EXCERPTED DATA:
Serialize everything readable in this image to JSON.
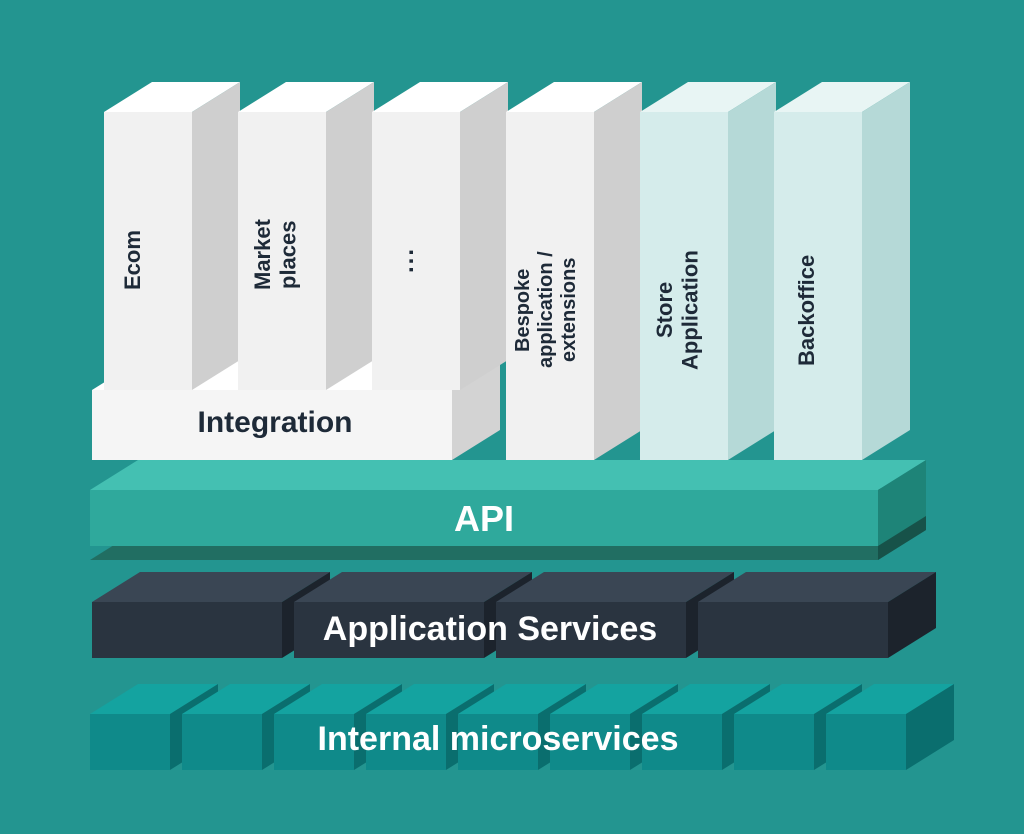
{
  "layers": {
    "microservices": "Internal microservices",
    "app_services": "Application Services",
    "api": "API",
    "integration": "Integration"
  },
  "pillars": [
    {
      "label": "Ecom"
    },
    {
      "label": "Market\nplaces"
    },
    {
      "label": "..."
    },
    {
      "label": "Bespoke\napplication /\nextensions"
    },
    {
      "label": "Store\nApplication"
    },
    {
      "label": "Backoffice"
    }
  ],
  "colors": {
    "bg": "#239590",
    "micro_front": "#0f8a8a",
    "micro_top": "#14a3a0",
    "micro_side": "#0a6e6e",
    "appsvc_front": "#2a3440",
    "appsvc_top": "#3a4654",
    "appsvc_side": "#1c232c",
    "api_front": "#2fa99c",
    "api_top": "#44c0b2",
    "api_side": "#1e8478",
    "api_under_top": "#216e62",
    "api_under_side": "#175249",
    "pillar_front": "#f1f1f1",
    "pillar_top": "#ffffff",
    "pillar_side": "#cfcfcf",
    "pillar2_front": "#d5eceb",
    "pillar2_top": "#e8f5f4",
    "pillar2_side": "#b5d9d7",
    "integ_front": "#f5f5f5",
    "integ_top": "#ffffff",
    "integ_side": "#d3d3d3"
  }
}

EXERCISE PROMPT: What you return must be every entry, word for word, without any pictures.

EXERCISE ANSWER:
Serialize everything readable in this image to JSON.
{
  "layers": {
    "microservices": "Internal microservices",
    "app_services": "Application Services",
    "api": "API",
    "integration": "Integration"
  },
  "pillars": [
    {
      "label": "Ecom"
    },
    {
      "label": "Market\nplaces"
    },
    {
      "label": "..."
    },
    {
      "label": "Bespoke\napplication /\nextensions"
    },
    {
      "label": "Store\nApplication"
    },
    {
      "label": "Backoffice"
    }
  ],
  "colors": {
    "bg": "#239590",
    "micro_front": "#0f8a8a",
    "micro_top": "#14a3a0",
    "micro_side": "#0a6e6e",
    "appsvc_front": "#2a3440",
    "appsvc_top": "#3a4654",
    "appsvc_side": "#1c232c",
    "api_front": "#2fa99c",
    "api_top": "#44c0b2",
    "api_side": "#1e8478",
    "api_under_top": "#216e62",
    "api_under_side": "#175249",
    "pillar_front": "#f1f1f1",
    "pillar_top": "#ffffff",
    "pillar_side": "#cfcfcf",
    "pillar2_front": "#d5eceb",
    "pillar2_top": "#e8f5f4",
    "pillar2_side": "#b5d9d7",
    "integ_front": "#f5f5f5",
    "integ_top": "#ffffff",
    "integ_side": "#d3d3d3"
  }
}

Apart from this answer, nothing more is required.